 FIG. 3 shows, in plan view and by way of example, a material 1 whereof the layout is constructed for electroplating a large number of end products 14 in a continuously operating plant or strip plant according to the invention. The external dimensions of the material are for example 610 mm×610 mm. The useful zone 17, which is edged with a dashed double line and on which the end products and the at least one contact track 15 are located, is smaller by the amount of the narrow edge zones 13. The transport direction arrow 16 indicates the direction of transport of the material through the electroplating plant. The material may also include through holes for electroplating and blind holes that are provided with an electrically conductive layer.
 The useful zone for the end products 14, for example BGAs, is smaller, for example 580 mm×580 mm. The edges 13 are not usable for end products 14. In the centre of the material 1, or approximately in the centre, runs the contact track 15, which is kept free and separate. This track is typically not usable for end products 14, or only to a limited extent. In particular in the case of small end products 14, however, it is also possible to cover the entire useful area in the layout with end products and not to leave any contact track on the material as a separate area. Electrical contact is made, in the zone of the centre of the material 1, with the end products 14 there. If these relatively few end products become faulty because of the contact made, they can be discarded in a sorting operation later, once they have been depanelled. This procedure makes the construction of the layout of the material 1 simpler. Moreover, the course of the actual contact track on the material during electroplating is then in no way critical. With small end products, the yield per panel is about the same in both cases, that is to say with or without the contact track as a separate area. In this case, there is no need either for a technically complex alignment station upstream of the continuously operating plant, which is otherwise required for precise lateral alignment of the material.
 The invention is also suitable for electroplating structures which are formed by a structured resist on the material. In this case, the contact track, like the other areas to be electroplated, has to be kept free of resist.
 The format of the material according to the invention is not restricted to a rectangular shape. It is possible for example for it to have polygonal or round contours. In particular cases, this may result in a saving of base material.
LIST OF REFERENCE MATERIALS
 1 Material, printed circuit board, panel
 2 Contact means, transport means
 3 Contact, contact ring, contact wheel, contact roll
 4 Base layer
 5 Edge zone
 6 Anode, electrode
 7 Electrolyte
 8 Electrolytic current source, rectifier
 9 Rotary contact, sliding contact
 10 Electroplated layer, etched layer
 11 Deposition bone formation
 12 Useful part-area, useful part-zone
 13 Edge, edge area
 14 End product
 15 Contact track
 16 Arrow for direction of transport
 17 Useful area

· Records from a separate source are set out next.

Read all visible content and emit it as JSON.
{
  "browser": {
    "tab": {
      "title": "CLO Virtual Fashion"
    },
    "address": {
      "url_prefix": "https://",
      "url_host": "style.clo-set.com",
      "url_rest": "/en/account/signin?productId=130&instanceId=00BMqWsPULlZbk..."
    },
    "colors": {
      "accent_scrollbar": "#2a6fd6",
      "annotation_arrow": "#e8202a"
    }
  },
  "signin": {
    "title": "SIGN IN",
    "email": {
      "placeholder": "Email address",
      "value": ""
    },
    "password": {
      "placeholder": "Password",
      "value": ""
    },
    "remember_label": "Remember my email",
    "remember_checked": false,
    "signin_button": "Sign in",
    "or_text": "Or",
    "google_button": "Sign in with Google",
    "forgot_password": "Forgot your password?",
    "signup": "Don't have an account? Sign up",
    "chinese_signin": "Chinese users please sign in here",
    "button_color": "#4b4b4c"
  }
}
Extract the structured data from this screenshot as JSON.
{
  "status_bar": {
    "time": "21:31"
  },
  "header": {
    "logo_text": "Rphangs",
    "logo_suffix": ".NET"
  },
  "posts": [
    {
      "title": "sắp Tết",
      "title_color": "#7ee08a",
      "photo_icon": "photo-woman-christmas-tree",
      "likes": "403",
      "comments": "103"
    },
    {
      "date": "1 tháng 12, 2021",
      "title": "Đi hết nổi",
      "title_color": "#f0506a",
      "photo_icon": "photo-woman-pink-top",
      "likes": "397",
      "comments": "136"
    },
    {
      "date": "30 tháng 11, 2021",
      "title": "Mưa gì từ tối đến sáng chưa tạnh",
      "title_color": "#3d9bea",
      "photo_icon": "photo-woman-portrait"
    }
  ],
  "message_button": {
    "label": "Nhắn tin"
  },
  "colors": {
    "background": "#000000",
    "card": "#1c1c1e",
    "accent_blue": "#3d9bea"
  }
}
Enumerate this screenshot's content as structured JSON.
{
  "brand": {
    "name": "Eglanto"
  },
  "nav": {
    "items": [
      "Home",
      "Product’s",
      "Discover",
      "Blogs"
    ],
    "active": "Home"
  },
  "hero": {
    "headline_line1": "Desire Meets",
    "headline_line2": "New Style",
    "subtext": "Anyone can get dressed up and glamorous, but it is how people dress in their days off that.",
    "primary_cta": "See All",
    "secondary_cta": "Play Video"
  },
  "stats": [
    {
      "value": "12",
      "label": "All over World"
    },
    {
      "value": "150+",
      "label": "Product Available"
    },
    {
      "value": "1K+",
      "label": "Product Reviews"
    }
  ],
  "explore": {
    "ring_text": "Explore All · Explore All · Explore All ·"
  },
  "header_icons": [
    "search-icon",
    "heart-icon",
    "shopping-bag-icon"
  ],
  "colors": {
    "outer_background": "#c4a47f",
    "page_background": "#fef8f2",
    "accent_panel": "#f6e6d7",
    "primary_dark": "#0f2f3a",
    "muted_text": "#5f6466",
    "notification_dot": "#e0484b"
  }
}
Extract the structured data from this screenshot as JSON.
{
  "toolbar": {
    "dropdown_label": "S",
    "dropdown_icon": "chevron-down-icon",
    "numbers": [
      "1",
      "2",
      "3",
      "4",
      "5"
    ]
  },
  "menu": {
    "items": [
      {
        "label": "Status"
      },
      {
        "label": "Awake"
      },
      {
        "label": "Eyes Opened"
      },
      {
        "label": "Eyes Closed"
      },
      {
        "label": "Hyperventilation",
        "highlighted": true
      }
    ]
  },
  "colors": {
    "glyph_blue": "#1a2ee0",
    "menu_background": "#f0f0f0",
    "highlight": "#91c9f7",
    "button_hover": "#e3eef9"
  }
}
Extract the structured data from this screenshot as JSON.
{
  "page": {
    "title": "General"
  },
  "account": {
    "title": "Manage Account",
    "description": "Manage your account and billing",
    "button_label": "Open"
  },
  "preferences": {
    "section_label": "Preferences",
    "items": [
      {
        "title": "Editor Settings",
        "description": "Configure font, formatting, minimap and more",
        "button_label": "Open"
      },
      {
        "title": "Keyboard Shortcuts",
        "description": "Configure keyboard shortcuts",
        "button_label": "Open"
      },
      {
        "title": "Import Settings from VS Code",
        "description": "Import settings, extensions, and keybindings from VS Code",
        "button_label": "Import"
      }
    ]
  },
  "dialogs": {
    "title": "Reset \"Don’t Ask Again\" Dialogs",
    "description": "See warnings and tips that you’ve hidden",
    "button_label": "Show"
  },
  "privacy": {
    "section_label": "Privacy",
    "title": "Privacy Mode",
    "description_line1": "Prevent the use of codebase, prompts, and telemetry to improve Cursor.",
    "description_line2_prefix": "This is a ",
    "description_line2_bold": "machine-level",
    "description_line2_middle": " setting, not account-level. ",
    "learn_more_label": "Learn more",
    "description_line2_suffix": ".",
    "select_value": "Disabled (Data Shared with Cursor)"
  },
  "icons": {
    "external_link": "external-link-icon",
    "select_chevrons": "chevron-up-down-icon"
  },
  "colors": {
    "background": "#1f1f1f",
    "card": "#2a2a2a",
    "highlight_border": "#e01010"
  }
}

Patent applications by Egon Huebel, Feucht DE
Patent applications by RENA GMBH
Patent applications in class Indeterminate length (e.g., strip, wire, fiber, etc.)
Patent applications in all subclasses Indeterminate length (e.g., strip, wire, fiber, etc.)